Copy every line of the records that includes the word "Folders".
WORKING DATA START
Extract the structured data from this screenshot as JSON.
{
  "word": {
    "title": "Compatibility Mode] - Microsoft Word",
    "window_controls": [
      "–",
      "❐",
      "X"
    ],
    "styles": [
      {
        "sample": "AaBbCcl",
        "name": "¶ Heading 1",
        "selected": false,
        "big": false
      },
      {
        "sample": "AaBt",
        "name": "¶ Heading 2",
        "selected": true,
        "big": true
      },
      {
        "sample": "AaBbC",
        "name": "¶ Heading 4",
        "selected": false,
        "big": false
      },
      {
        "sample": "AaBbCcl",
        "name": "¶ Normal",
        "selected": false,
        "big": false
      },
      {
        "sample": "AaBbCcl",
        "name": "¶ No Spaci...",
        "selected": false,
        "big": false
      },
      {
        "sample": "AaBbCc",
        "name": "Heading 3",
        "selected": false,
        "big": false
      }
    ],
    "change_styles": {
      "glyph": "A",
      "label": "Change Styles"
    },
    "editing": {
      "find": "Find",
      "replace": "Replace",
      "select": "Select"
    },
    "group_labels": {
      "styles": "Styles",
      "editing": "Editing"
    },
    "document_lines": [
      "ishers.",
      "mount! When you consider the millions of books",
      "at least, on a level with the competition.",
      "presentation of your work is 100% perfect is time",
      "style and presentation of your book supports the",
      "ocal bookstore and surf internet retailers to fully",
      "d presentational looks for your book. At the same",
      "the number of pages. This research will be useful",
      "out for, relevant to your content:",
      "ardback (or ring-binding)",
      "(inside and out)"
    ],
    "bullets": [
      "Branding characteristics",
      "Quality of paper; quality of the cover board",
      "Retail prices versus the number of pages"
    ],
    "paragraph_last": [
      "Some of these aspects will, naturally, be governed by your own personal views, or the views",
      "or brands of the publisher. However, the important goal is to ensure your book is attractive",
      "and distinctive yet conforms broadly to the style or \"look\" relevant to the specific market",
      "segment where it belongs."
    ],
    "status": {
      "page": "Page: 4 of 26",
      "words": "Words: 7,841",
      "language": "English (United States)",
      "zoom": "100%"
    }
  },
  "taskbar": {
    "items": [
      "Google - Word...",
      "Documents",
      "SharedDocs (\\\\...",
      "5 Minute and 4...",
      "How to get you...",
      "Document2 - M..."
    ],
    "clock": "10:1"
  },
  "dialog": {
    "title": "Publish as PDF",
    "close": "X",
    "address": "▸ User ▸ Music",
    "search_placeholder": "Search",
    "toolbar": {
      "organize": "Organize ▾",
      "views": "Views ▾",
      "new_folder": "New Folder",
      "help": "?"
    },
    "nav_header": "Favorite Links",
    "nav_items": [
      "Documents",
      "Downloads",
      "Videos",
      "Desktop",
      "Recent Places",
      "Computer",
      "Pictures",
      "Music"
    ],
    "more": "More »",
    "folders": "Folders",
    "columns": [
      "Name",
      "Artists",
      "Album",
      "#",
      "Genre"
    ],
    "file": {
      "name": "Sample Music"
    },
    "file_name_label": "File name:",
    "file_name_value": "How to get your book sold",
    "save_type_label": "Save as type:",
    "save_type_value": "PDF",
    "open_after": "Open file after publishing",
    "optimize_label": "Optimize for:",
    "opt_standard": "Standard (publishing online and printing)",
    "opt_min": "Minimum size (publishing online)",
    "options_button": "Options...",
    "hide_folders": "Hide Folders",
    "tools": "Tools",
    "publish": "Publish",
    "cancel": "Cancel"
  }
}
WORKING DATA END
● **FINISHED TASK**
    "folders": "Folders",
    "hide_folders": "Hide Folders",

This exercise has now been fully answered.